Holiday season is almost here, and as workplace investigators, we know that during office holiday parties, some employees, managers, or directors who may have had one or two too many drinks sometimes engage in different types of misconduct – including vexatious comments or jokes, and unwelcome sexual advances or physical contact – that negatively impact individuals and that can even poison the work environment. This is borne out by the case law.
It is September and back to school time, including back to the physical campus after more than one year of virtual learning. I imagine that most students are looking forward to being back on campus, or attending campus for the first time. It is an exciting time, yet…

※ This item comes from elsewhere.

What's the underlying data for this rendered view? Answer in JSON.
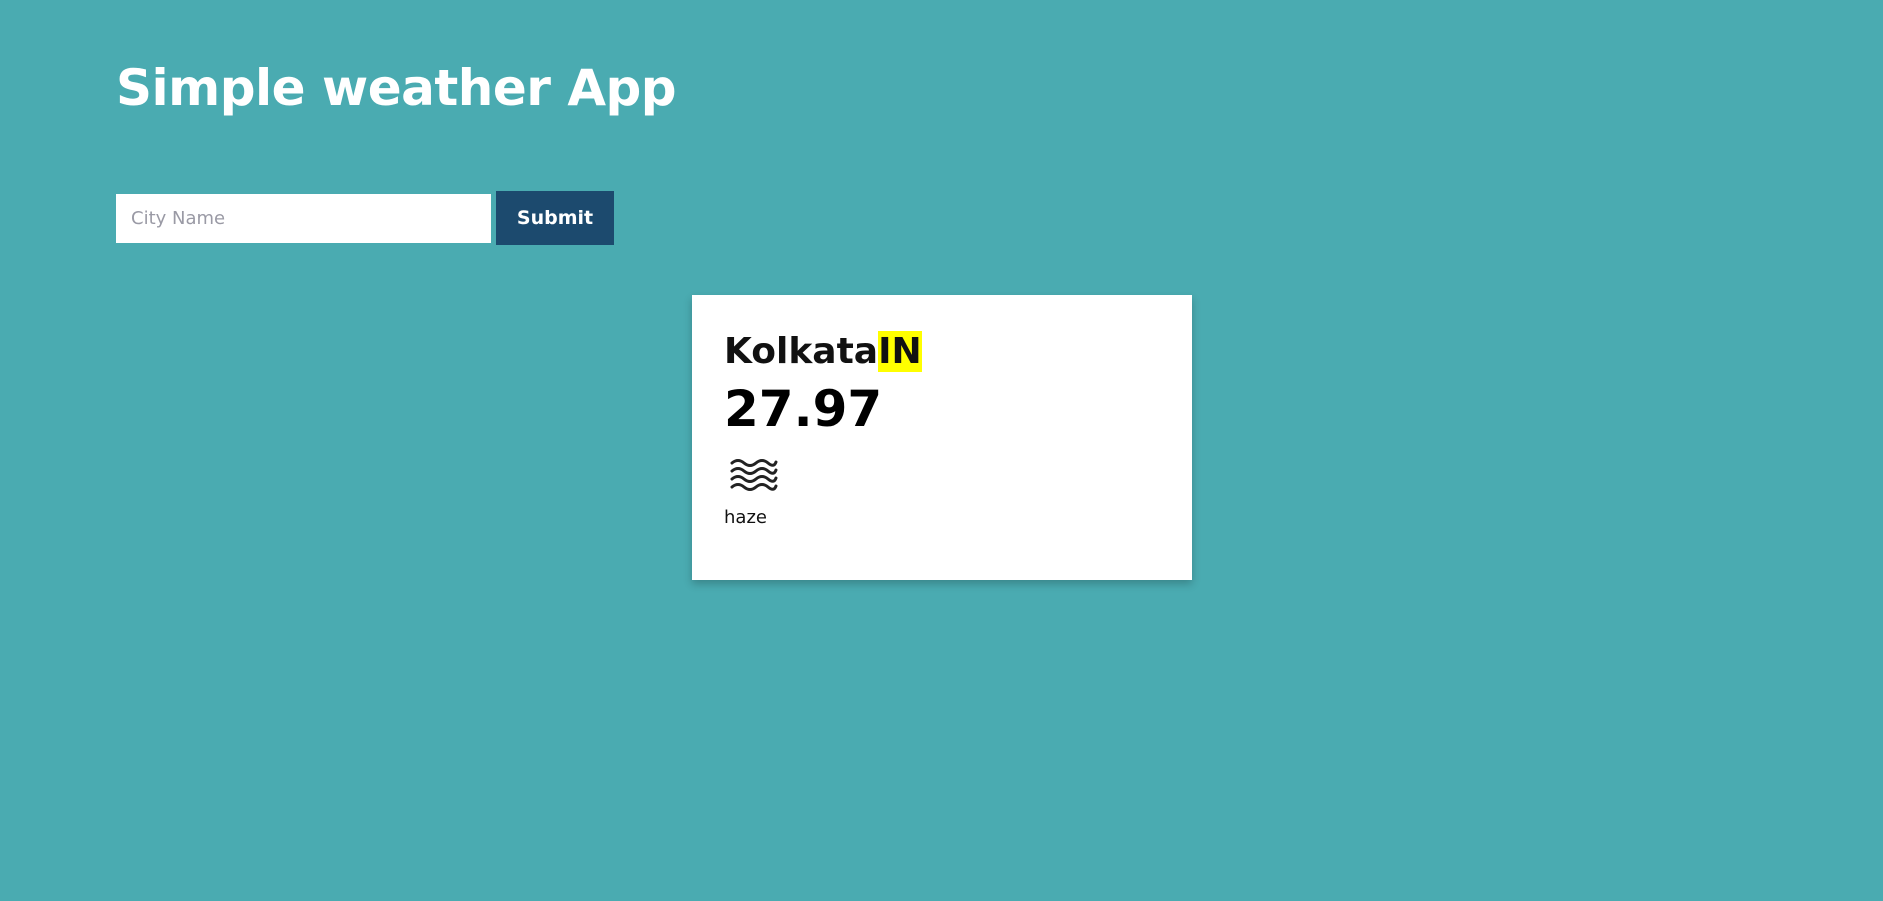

In the last blog in this series, I wrote about the different types of wrongdoing that whistleblowers report. In this blog, I have set out some practical tips about establishing contact with a whistleblower who has reported wrongdoing.
It has become somewhat of a Rubin Thomlinson tradition to host a webinar at the beginning of each year outlining our top 10 workplace investigation cases from the previous year. On January 14, 2021, we hosted our most well-attended webinar yet: The top 10 cases of 2020. Here are the discussed themes and a very brief summary of the presentation.
In a recent blog, my colleague Sharon Naipaul reviewed the trilogy of 2019 Supreme Court of Canada sexual assault cases and considered how they inform our work as workplace investigators. Although it was in the early 1990s that new procedure under the Criminal Code limited the admissibility of past sexual history evidence at trial, these cases demonstrate that there is still tension with how to use less overt evidence of prior sexual history. This area is problematic as it continues to be plagued by what have been dubbed as the “twin myths.”
In a recent webinar offered at Rubin Thomlinson, titled “Primer on Consent,” we enjoyed a highly informative discussion on consent in the context of sexual assault. Part of that presentation included reference to a trilogy of cases from the Supreme Court of Canada (SCC) on the issue of sexual assault and s. 276 of the Criminal Code (“CC”).
The Ontario Court of Appeal recently considered this question in a case involving an appeal from a conviction of sexual assault. The decision is an important one for any workplace investigator faced with assessing someone’s credibility.
Alcohol and work events often don’t mix well. Some know this from personal experience. Others, like us, are called upon to investigate allegations arising from work events at which alcohol and “good times” were flowing freely. It will come as no surprise that, as workplace investigators, the issue of alcohol consumption and intoxication pops up with some frequency in our work.